Six leading Curtin University researchers have been awarded prestigious Future Fellowships by the Federal Government to carry out research of national and international importance.
The Australian Research Council scheme will support Curtin researchers to investigate sustainable construction, autonomous technologies, the digitisation of on-Country learning, the origins of the solar system, new forms of hydrogen production, and the most energetic particles in the universe.
The successful Curtin recipients include Dr Wensu Chen, from the School of Civil and Mechanical Engineering, Associate Professor Katarina Miljkovic, from the Space Science and Technology Centre in the School of Earth and Planetary Sciences, Professor Kim Scott, from the School of Media, Creative Arts and Social Inquiry, Dr Guohua Jia, from the School of Molecular and Life Sciences, as well as Professor Ba Tuong Vo and Associate Professor Anthony Brown, both from the School of Electrical Engineering, Computing and Mathematical Sciences.
Curtin University Deputy Vice-Chancellor Research Professor Chris Moran congratulated the Curtin recipients of the prestigious fellowships.
“The Australian Research Council’s Future Fellowships are reserved for Australia’s best and brightest researchers, so I am absolutely delighted six Curtin researchers have been awarded this honour,” Professor Moran said.
“This investment will enable these highly qualified researchers to undertake quality research of national and international benefit, covering topics ranging from sustainable construction and how digital technologies can help share Aboriginal heritage to learning more about the most energetic particles in the universe and expanding our understanding of the origins of our solar system.”
Further details about the successful Curtin University projects include:
- Dr Wensu Chen
Multi-hazard resilient hybrid modular structures
Background: This project aims to develop the next generation of multi-hazard resilient modular construction methods for efficient, affordable and sustainable buildings.
- Associate Professor Katarina Miljkovic
Impact craters as probes into planetary crusts and prospect for resources
Background: The project aims to investigate the structure of the Earth’s crust in Australian impact crater sites, impact crater morphologies on Mars, and expand our understanding of the origins of our solar system.
- Professor Ba Tuong Vo
A Bayesian Approach to Distributed Estimation for Multi-Object Systems
Background: This project aims to develop new signal processing techniques that facilitate autonomous technologies for environmental perception, with the ability to efficiently process large data volumes from multiple sensing modalities.

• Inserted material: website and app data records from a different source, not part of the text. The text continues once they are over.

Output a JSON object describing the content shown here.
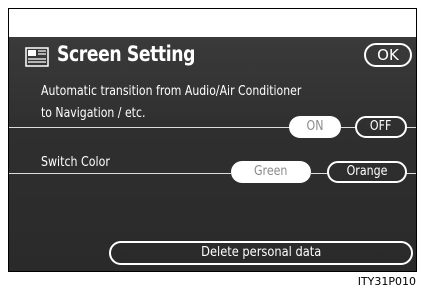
{
  "header": {
    "title": "Screen Setting",
    "icon": "screen-setting-icon",
    "ok_label": "OK"
  },
  "auto_transition": {
    "description_line1": "Automatic transition from Audio/Air Conditioner",
    "description_line2": "to Navigation / etc.",
    "options": [
      "ON",
      "OFF"
    ],
    "selected": "ON"
  },
  "switch_color": {
    "label": "Switch Color",
    "options": [
      "Green",
      "Orange"
    ],
    "selected": "Green"
  },
  "delete_label": "Delete personal data",
  "image_code": "ITY31P010",
  "colors": {
    "screen_bg": "#333333",
    "text": "#ffffff",
    "selected_bg": "#ffffff",
    "selected_text": "#8a8a8a"
  }
}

- Professor Kim Scott
Narrative, Technologies and Wirlomin Moorditj-abiny
Background: The project aims to investigate how digital technologies in combination with on-Country camps may consolidate, enhance and help share a specific Aboriginal heritage.
- Dr Guohua Jia
2D nanomaterial heterostructures for photocatalytic hydrogen production
Background: This project aims to develop two-dimensional (2D) nanomaterial heterostructures as photocatalysts for hydrogen production from the liquid carrier of methanol.
- Associate Professor Anthony Brown
Understanding the enigma of the most energetic particles in the universe
Background: This project will study astronomical particle accelerators and dark matter with unprecedented accuracy by combining an innovative UAV-based calibration technique with the unparalleled sensitivity of future gamma-ray and radio telescope arrays.
The ARC Future Fellowships provide four-year fellowships to outstanding Australian mid-career researchers with the aim of expanding knowledge base and research capacity in Australia and providing economic, commercial, environmental, social and cultural benefits for the country.
For more information about the ARC Future Fellowships, visit here.